Late last year the chairman of the Australian Energy Market Commission described the east coast wholesale electricity market as being at a crossroads. One of the biggest questions for 2015 is whether it will be able to shift in any meaningful way in a better direction -- and just what direction might this be?
This not just a discussion point for energy nerds. The so-called national electricity market (which doesn’t serve Western Australia or the Northern Territory) is the primary source of an essential service for 9.5 million customers with the generators’ annual turnover running at $10.8 billion.
Customers are not to be confused with people. The NEM delivers electricity to 20.6 million of Australia’s population of 23 million. Every sweaty one of them is dependent on its electrons in our searing summer weather – plus just over a million businesses.
Viewed in this light, the energy industry’s parting message to us all in 2014 is not trivial: “The entire generation sector is unbankable as a result of constant policy changes and distortions from successive interference by governments.”
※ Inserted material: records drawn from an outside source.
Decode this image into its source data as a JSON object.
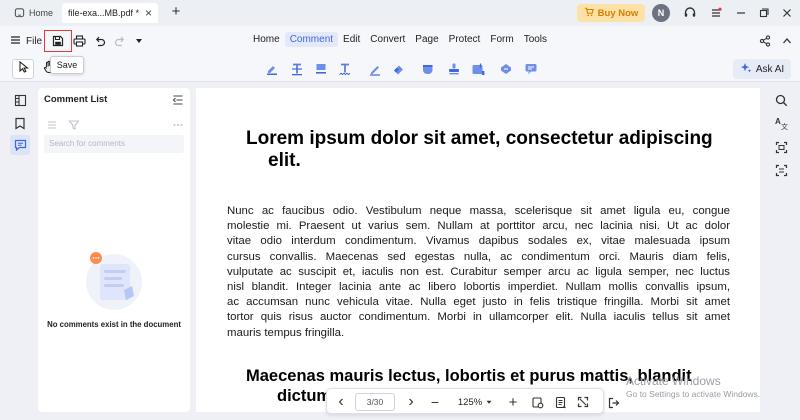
{
  "titlebar": {
    "home_label": "Home",
    "file_tab_label": "file-exa...MB.pdf *",
    "close_glyph": "×",
    "new_tab_glyph": "+",
    "buy_now_label": "Buy Now",
    "avatar_initial": "N"
  },
  "toolbar": {
    "file_label": "File",
    "save_tooltip": "Save",
    "menu": [
      "Home",
      "Comment",
      "Edit",
      "Convert",
      "Page",
      "Protect",
      "Form",
      "Tools"
    ],
    "active_menu": "Comment"
  },
  "annotation_bar": {
    "ask_ai_label": "Ask AI",
    "tools": [
      "highlight-icon",
      "strikethrough-icon",
      "underline-icon",
      "squiggly-icon",
      "pencil-icon",
      "eraser-icon",
      "shape-icon",
      "stamp-icon",
      "attachment-icon",
      "text-box-icon",
      "callout-icon"
    ]
  },
  "comment_panel": {
    "title": "Comment List",
    "search_placeholder": "Search for comments",
    "empty_message": "No comments exist in the document"
  },
  "document": {
    "heading_line1": "Lorem ipsum dolor sit amet, consectetur adipiscing",
    "heading_line2": "elit.",
    "paragraph_lines": [
      "Nunc ac faucibus odio. Vestibulum neque massa, scelerisque sit amet ligula eu, congue",
      "molestie mi. Praesent ut varius sem. Nullam at porttitor arcu, nec lacinia nisi. Ut ac dolor",
      "vitae odio interdum condimentum. Vivamus dapibus sodales ex, vitae malesuada ipsum",
      "cursus convallis. Maecenas sed egestas nulla, ac condimentum orci. Mauris diam felis,",
      "vulputate ac suscipit et, iaculis non est. Curabitur semper arcu ac ligula semper, nec luctus",
      "nisl blandit. Integer lacinia ante ac libero lobortis imperdiet. Nullam mollis convallis ipsum,",
      "ac accumsan nunc vehicula vitae. Nulla eget justo in felis tristique fringilla. Morbi sit amet",
      "tortor quis risus auctor condimentum. Morbi in ullamcorper elit. Nulla iaculis tellus sit amet",
      "mauris tempus fringilla."
    ],
    "subheading_line1": "Maecenas mauris lectus, lobortis et purus mattis, blandit",
    "subheading_line2": "dictum"
  },
  "page_nav": {
    "page_indicator": "3/30",
    "zoom_level": "125%",
    "prev_glyph": "‹",
    "next_glyph": "›",
    "zoom_out_glyph": "−",
    "zoom_in_glyph": "+"
  },
  "watermark": {
    "title": "Activate Windows",
    "subtitle": "Go to Settings to activate Windows."
  },
  "colors": {
    "accent": "#3f68e0",
    "save_highlight": "#e23b3b",
    "buy_now_bg": "#fde2a8",
    "buy_now_text": "#d97d00"
  }
}
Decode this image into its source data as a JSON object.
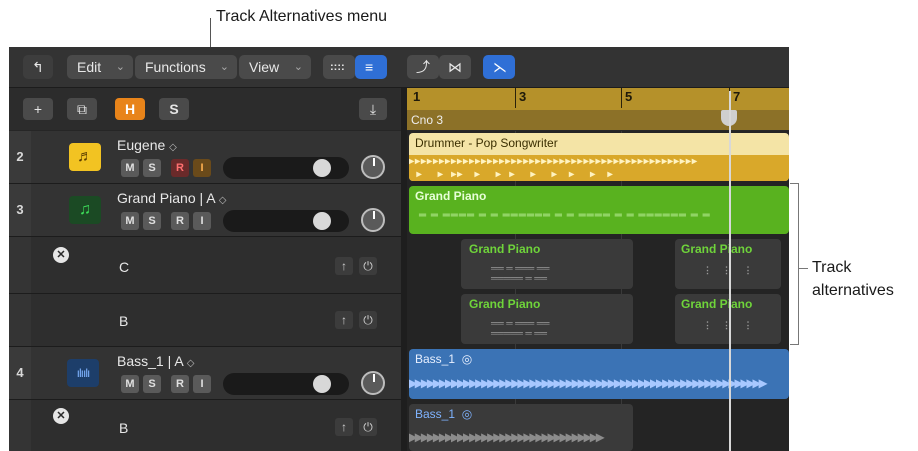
{
  "callouts": {
    "top": "Track Alternatives menu",
    "right_line1": "Track",
    "right_line2": "alternatives"
  },
  "toolbar": {
    "back_icon": "↰",
    "edit": "Edit",
    "functions": "Functions",
    "view": "View",
    "chevron": "⌄",
    "grid_icon": "::::",
    "list_icon": "≡",
    "curve_icon": "⤴",
    "bowtie_icon": "⋈",
    "snap_icon": "⋋"
  },
  "header": {
    "add": "+",
    "dup": "⧉",
    "h": "H",
    "s": "S",
    "catch": "⤓"
  },
  "ruler": {
    "bars": [
      "1",
      "3",
      "5",
      "7"
    ],
    "marker_label": "Cno 3"
  },
  "buttons": {
    "m": "M",
    "s": "S",
    "r": "R",
    "i": "I",
    "up": "↑",
    "power": "⏻",
    "remove": "✕",
    "updown": "◇"
  },
  "tracks": [
    {
      "num": "2",
      "name": "Eugene"
    },
    {
      "num": "3",
      "name": "Grand Piano | A"
    },
    {
      "num": "4",
      "name": "Bass_1 | A"
    }
  ],
  "alternatives": {
    "piano_c": "C",
    "piano_b": "B",
    "bass_b": "B"
  },
  "regions": {
    "drummer": "Drummer - Pop Songwriter",
    "grand_piano": "Grand Piano",
    "bass": "Bass_1"
  },
  "colors": {
    "drummer": "#f4e4a6",
    "piano": "#59b21f",
    "bass": "#3b73b5",
    "ruler": "#b5912a",
    "h_button": "#e8841a"
  }
}
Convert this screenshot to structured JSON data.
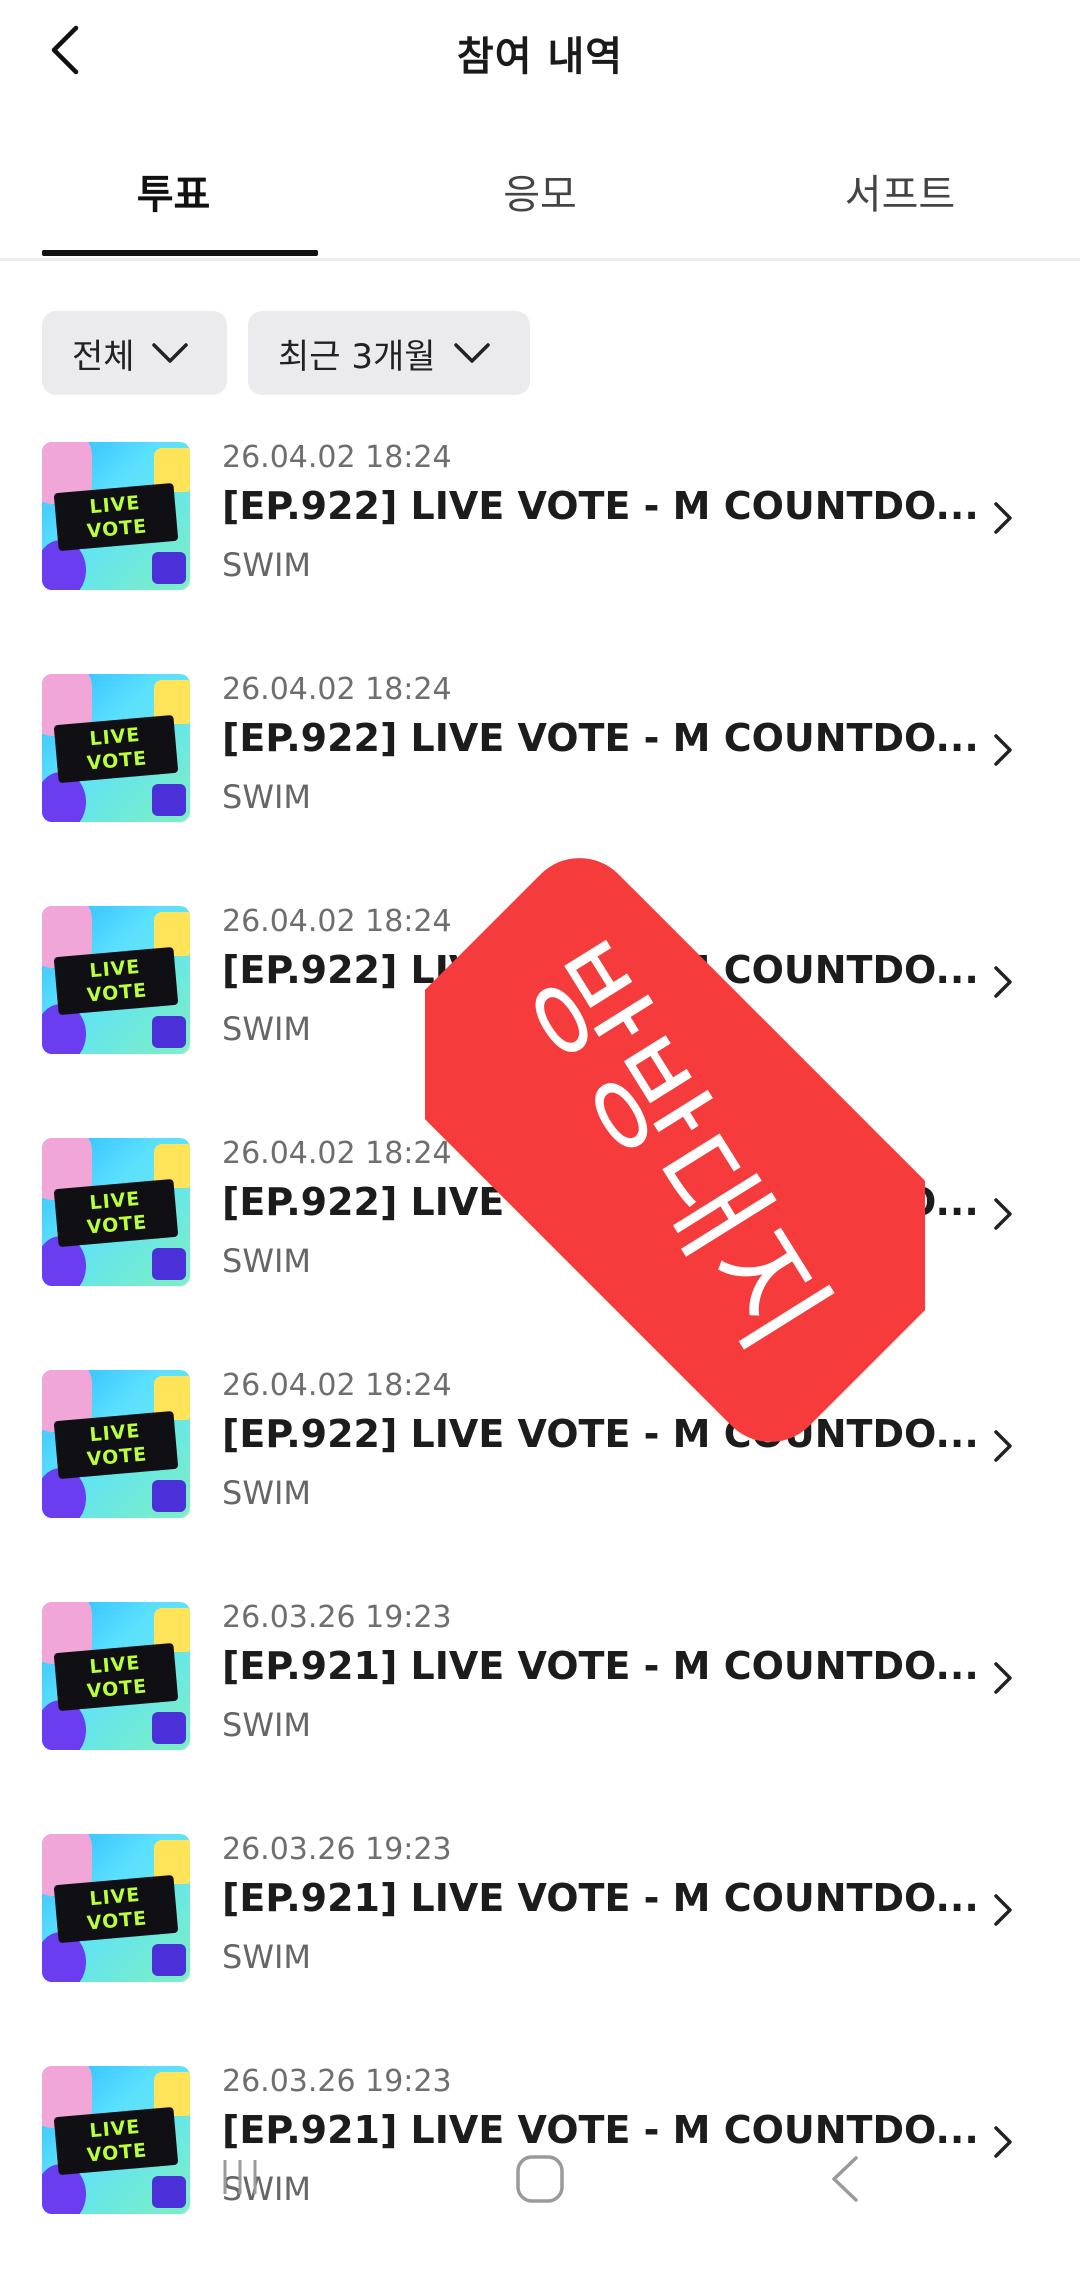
{
  "header": {
    "title": "참여 내역",
    "back_icon": "chevron-left-icon"
  },
  "tabs": [
    {
      "label": "투표",
      "active": true
    },
    {
      "label": "응모",
      "active": false
    },
    {
      "label": "서프트",
      "active": false
    }
  ],
  "filters": [
    {
      "label": "전체",
      "icon": "chevron-down-icon"
    },
    {
      "label": "최근 3개월",
      "icon": "chevron-down-icon"
    }
  ],
  "thumbnail": {
    "line1": "LIVE",
    "line2": "VOTE"
  },
  "items": [
    {
      "date": "26.04.02 18:24",
      "title": "[EP.922] LIVE VOTE - M COUNTDO...",
      "artist": "SWIM"
    },
    {
      "date": "26.04.02 18:24",
      "title": "[EP.922] LIVE VOTE - M COUNTDO...",
      "artist": "SWIM"
    },
    {
      "date": "26.04.02 18:24",
      "title": "[EP.922] LIVE VOTE - M COUNTDO...",
      "artist": "SWIM"
    },
    {
      "date": "26.04.02 18:24",
      "title": "[EP.922] LIVE VOTE - M COUNTDO...",
      "artist": "SWIM"
    },
    {
      "date": "26.04.02 18:24",
      "title": "[EP.922] LIVE VOTE - M COUNTDO...",
      "artist": "SWIM"
    },
    {
      "date": "26.03.26 19:23",
      "title": "[EP.921] LIVE VOTE - M COUNTDO...",
      "artist": "SWIM"
    },
    {
      "date": "26.03.26 19:23",
      "title": "[EP.921] LIVE VOTE - M COUNTDO...",
      "artist": "SWIM"
    },
    {
      "date": "26.03.26 19:23",
      "title": "[EP.921] LIVE VOTE - M COUNTDO...",
      "artist": "SWIM"
    }
  ],
  "stamp": {
    "text": "방방대지",
    "color": "#f53b3b"
  },
  "system_nav": {
    "recents_icon": "recents-icon",
    "home_icon": "home-icon",
    "back_icon": "back-icon"
  }
}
Unbankable means that, regardless of type, there is no finance available for new generation because, says the Energy Supply Association, of “chronic over-supply and weak wholesale prices meaning that any project will only lose money”.
The problem for modern Australians is that a breakdown in generation is unthinkable. One has to go back to the early 1970s and the era of Neville Wran for the last time there was a major failure of east coast supply related to power stations rather than regional network problems.
But the networks, source of so much contention in recent years, are just poles and wires without electrons to flow through them.
The further problem is that a significant generation issue belongs in the “boiling frog” category. It is unlikely to happen overnight without a natural catastrophe (think Fukushima) but it can creep up on us through a failure of adequate planning over years (which is what Wran inherited from his Coalition predecessors).
The nation’s energy ministers apparently don’t want a bar of any such negative thinking.
Meeting in Adelaide in mid-December as the CoAG Energy Council, they declared the design of the NEM “robust and efficient” and dismissed the thought of radical change to it.
Nor are they prepared to consider supporting the exit of aged, emissions-intensive power plants from the over-supplied market. “We oppose the transfer of the costs of retiring assets on to consumers or taxpayers,” they said.
However, the ministers are politicians.
There always has to be a get-out-of-jail card to hand, so they have tasked the AEMC with “further investigation in to appropriate pathways to ensure the exit of generators does not jeopardise power system security”.
The commission’s issues paper for this job and the subsequent submissions to it from stakeholders with all sorts of axes to grind will be well worth reading.
It’s hard to see a report being ready for the Energy Council meeting in mid-2015, so the “crossroads” issue is unlikely to be fully considered by ministers until December.
Just how all this fits in with the timing of the Abbott government’s energy white paper is a good question. It also applies to the reports commissioned from the Climate Change Authority on an emissions trading scheme and a post-2020 abatement target for Australia.
And then, of course, there is the small matter of the renewable energy target, which is at the centre of the NEM over-supply issue, and the rolling maul that passes for consultation on it between the Coalition and Labor.
Are there any good grounds for supposing that the RET row will be resolved between now and, say, the federal parliament’s winter break? After which, of course, the politicians will go in to federal election politicking mode, having spent the first half of 2015 caught up in politicking in New South Wales and Queensland for the state elections.
Is there a case to be made for the Abbott government to come out and say that the energy white paper process is going on the back-burner until some key issues have been resolved?
Is this what the Energy Policy Institute had in mind when it told the federal government in its response to the green paper: “The task of formulating a reliable energy policy is vital to national well-being (but) it is more important to get it right; we caution against rushing it.”
I’d like to offer a more radical thought to both Tony Abbott and Bill Shorten. Rather than continue to play politics with electricity supply issues, how about agreeing to shift the white paper process specifically to focus on the power sector, make it a project for the CoAG first ministers, set up an independent expert task force appointed through the council and task it to report by November?
The prime minister, premiers and chief ministers could then convene a special meeting -- that’s how Paul Keating led the process to create the NEM in the early 1990s -- and give the country a settled power policy before the nation votes in 2016.
In what way would this be a worse path out of the crossroad than what is going on at present?
Keith Orchison, director of consultancy Coolibah Pty Ltd and editor of OnPower, was chief executive of two national energy associations from 1980 to 2003. He was made a Member of the Order of Australia for services to the energy industry in 2004.